In May, the Coordination Committee concluded a discussion on the tax regime for early termination of energy supplies (e.g. electricity or gas), where one of the parties exercises its right to withdraw from the contract for the supply of the relevant energy at a pre-agreed fixed price and as compensation pays the other party an amount derived from the market price of the relevant energy. The participants concluded that the compensation granted was subject to VAT at the rate of 21% and that the normal tax regime, not the reverse charge regime, should be applied.
As regards the rules on the application of VAT in the case of supplies of goods in relation to the humanitarian crisis in Ukraine, the discussants have not yet found the necessary consensus within the Coordination Committee. For the time being, the General Financial Directorate rejects the benevolent approach to the taxation of humanitarian aid proposed by the drafters. In the view of the GFD, the distribution of goods cannot be exempt if they are transported outside the EU by the donor. However, if the goods were transported outside the EU by a humanitarian organisation, the GFD acknowledges the exemption, but at the same time places a number of practical restrictions.
Transfers under reverse charge
The Government of the Czech Republic has submitted a draft amendment to Regulation No. 361/2014, which sets out the scope of goods subject to the reverse charge regime. The existing wording of the Regulation ceased to refer to the relevant codes of the customs nomenclature as of 1 January 2022 (i.e. after the customs tariff has been amended) so the amendment of the Regulation is of the utmost necessity.
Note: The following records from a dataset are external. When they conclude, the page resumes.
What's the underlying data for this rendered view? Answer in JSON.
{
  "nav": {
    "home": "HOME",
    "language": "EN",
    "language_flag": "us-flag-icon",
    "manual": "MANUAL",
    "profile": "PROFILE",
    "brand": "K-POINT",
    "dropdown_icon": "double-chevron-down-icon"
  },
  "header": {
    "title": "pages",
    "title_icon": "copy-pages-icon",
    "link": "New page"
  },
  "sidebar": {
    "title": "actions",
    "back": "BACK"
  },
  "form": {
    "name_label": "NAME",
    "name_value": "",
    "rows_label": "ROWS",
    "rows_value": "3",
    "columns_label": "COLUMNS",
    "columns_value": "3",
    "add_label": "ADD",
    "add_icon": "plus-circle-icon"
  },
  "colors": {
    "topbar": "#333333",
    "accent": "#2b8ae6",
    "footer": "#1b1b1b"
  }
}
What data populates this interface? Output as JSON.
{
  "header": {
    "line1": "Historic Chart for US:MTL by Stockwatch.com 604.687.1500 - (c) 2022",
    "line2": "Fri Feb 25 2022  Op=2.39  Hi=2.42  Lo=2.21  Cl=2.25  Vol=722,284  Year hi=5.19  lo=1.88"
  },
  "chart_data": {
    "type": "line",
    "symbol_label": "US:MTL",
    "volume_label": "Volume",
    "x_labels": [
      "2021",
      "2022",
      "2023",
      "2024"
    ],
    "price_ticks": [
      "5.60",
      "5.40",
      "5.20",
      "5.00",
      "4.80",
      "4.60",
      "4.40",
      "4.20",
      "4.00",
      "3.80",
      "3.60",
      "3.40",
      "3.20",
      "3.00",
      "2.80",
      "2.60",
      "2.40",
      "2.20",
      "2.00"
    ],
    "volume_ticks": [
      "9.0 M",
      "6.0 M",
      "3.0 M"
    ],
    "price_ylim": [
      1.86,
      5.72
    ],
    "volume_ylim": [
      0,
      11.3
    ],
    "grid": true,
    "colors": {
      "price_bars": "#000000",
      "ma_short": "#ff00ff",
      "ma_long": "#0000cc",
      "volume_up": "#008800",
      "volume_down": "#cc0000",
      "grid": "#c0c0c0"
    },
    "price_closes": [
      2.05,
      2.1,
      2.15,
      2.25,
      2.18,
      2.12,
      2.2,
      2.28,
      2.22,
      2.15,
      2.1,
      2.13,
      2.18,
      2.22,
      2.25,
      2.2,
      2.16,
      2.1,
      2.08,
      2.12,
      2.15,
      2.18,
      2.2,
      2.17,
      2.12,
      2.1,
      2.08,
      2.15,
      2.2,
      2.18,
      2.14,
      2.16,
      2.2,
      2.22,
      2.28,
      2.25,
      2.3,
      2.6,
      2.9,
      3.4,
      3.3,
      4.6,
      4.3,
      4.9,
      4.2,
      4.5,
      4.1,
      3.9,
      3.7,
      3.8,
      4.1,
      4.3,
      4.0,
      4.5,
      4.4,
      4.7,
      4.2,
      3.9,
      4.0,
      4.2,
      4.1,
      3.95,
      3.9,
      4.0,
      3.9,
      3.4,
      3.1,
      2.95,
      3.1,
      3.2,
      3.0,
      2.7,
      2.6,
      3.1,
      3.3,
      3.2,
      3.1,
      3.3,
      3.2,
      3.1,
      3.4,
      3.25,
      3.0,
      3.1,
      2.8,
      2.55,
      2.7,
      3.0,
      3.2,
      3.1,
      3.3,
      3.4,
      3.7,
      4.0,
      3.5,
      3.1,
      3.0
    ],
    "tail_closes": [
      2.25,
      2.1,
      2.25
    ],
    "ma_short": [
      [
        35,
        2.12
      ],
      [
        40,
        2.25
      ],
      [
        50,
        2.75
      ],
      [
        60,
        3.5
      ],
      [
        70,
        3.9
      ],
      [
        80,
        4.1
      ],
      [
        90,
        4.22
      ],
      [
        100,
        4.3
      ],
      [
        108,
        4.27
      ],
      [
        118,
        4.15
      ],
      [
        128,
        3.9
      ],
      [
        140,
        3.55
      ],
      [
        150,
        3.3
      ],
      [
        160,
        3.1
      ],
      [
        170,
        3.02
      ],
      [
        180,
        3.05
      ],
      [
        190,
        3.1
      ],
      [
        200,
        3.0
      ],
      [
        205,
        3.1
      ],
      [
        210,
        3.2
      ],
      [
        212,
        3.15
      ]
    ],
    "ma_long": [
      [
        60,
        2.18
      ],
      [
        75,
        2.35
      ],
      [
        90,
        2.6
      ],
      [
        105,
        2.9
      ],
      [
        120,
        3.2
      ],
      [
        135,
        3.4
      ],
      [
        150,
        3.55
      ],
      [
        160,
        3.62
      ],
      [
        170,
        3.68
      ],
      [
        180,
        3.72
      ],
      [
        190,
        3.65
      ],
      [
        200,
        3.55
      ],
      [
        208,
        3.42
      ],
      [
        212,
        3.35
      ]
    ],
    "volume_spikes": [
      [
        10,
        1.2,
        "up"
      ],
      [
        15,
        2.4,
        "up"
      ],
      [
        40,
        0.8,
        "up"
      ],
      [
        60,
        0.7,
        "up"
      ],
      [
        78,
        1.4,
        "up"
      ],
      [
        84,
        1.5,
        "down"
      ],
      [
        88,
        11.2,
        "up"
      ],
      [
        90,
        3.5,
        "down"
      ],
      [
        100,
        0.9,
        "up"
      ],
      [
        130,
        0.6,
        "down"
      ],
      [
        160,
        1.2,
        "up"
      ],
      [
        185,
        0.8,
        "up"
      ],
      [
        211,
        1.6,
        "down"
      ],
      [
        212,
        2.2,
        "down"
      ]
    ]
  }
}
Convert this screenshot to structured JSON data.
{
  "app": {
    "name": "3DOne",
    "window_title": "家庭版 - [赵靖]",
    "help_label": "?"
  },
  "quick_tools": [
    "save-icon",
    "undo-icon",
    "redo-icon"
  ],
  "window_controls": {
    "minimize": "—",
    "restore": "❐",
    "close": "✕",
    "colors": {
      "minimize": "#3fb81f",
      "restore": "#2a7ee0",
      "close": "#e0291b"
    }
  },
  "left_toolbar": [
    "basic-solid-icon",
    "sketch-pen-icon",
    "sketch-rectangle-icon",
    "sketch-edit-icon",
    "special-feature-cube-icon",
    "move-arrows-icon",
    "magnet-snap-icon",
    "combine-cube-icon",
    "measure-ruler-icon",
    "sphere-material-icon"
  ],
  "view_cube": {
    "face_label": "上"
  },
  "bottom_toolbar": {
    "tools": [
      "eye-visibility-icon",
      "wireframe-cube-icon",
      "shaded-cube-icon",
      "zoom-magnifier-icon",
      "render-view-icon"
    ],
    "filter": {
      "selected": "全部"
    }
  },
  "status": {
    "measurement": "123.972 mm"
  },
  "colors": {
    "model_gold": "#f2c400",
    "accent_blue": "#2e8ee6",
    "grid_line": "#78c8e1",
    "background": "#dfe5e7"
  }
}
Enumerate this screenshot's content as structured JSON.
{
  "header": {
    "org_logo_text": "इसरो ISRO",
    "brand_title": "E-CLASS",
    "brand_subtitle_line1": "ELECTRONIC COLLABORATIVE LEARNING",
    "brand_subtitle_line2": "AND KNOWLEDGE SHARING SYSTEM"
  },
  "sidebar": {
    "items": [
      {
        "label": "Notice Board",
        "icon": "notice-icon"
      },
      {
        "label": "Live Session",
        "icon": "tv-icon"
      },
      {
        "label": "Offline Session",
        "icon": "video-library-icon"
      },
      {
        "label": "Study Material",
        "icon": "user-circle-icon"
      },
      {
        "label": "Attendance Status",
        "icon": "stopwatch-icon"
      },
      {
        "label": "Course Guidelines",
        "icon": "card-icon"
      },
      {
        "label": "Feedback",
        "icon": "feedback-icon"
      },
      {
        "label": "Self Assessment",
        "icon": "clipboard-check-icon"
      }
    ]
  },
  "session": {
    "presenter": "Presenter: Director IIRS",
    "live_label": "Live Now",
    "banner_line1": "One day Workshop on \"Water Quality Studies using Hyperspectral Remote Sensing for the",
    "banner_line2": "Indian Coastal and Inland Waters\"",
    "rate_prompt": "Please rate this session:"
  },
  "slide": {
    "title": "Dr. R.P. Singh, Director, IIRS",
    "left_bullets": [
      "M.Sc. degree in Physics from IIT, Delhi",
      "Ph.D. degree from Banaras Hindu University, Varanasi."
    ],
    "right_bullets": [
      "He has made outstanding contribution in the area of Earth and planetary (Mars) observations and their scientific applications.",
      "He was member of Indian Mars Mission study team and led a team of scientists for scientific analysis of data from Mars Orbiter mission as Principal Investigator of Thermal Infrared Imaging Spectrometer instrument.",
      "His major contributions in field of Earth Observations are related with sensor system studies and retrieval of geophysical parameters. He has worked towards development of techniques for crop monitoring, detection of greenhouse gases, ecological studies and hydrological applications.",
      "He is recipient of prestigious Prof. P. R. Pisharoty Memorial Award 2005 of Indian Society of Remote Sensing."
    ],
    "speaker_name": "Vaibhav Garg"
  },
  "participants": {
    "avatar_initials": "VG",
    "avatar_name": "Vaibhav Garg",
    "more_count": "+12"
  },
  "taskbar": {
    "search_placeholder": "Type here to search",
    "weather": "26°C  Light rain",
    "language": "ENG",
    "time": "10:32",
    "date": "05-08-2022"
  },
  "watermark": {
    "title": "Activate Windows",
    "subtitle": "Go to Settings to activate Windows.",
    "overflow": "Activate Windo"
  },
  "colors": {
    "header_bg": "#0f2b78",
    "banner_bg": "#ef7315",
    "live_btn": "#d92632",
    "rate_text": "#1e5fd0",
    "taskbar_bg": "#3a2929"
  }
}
Judgement of the CJEU
- C-1/21 Director (liability of a member of the statutory bodies)
In his opinion in Case C-1/21 Director, the Advocate General of the CJEU considered whether European VAT law gives Member States scope for VAT liability not paid by a company through its director who, despite the company’s poor financial situation, has repeatedly increased his or her remuneration and the manner in which the increased remuneration was paid did not comply with the legal requirements. The Advocate General concluded that European law does not regulate this issue. It is therefore a matter for the national law of each Member State to decide how to approach the issue.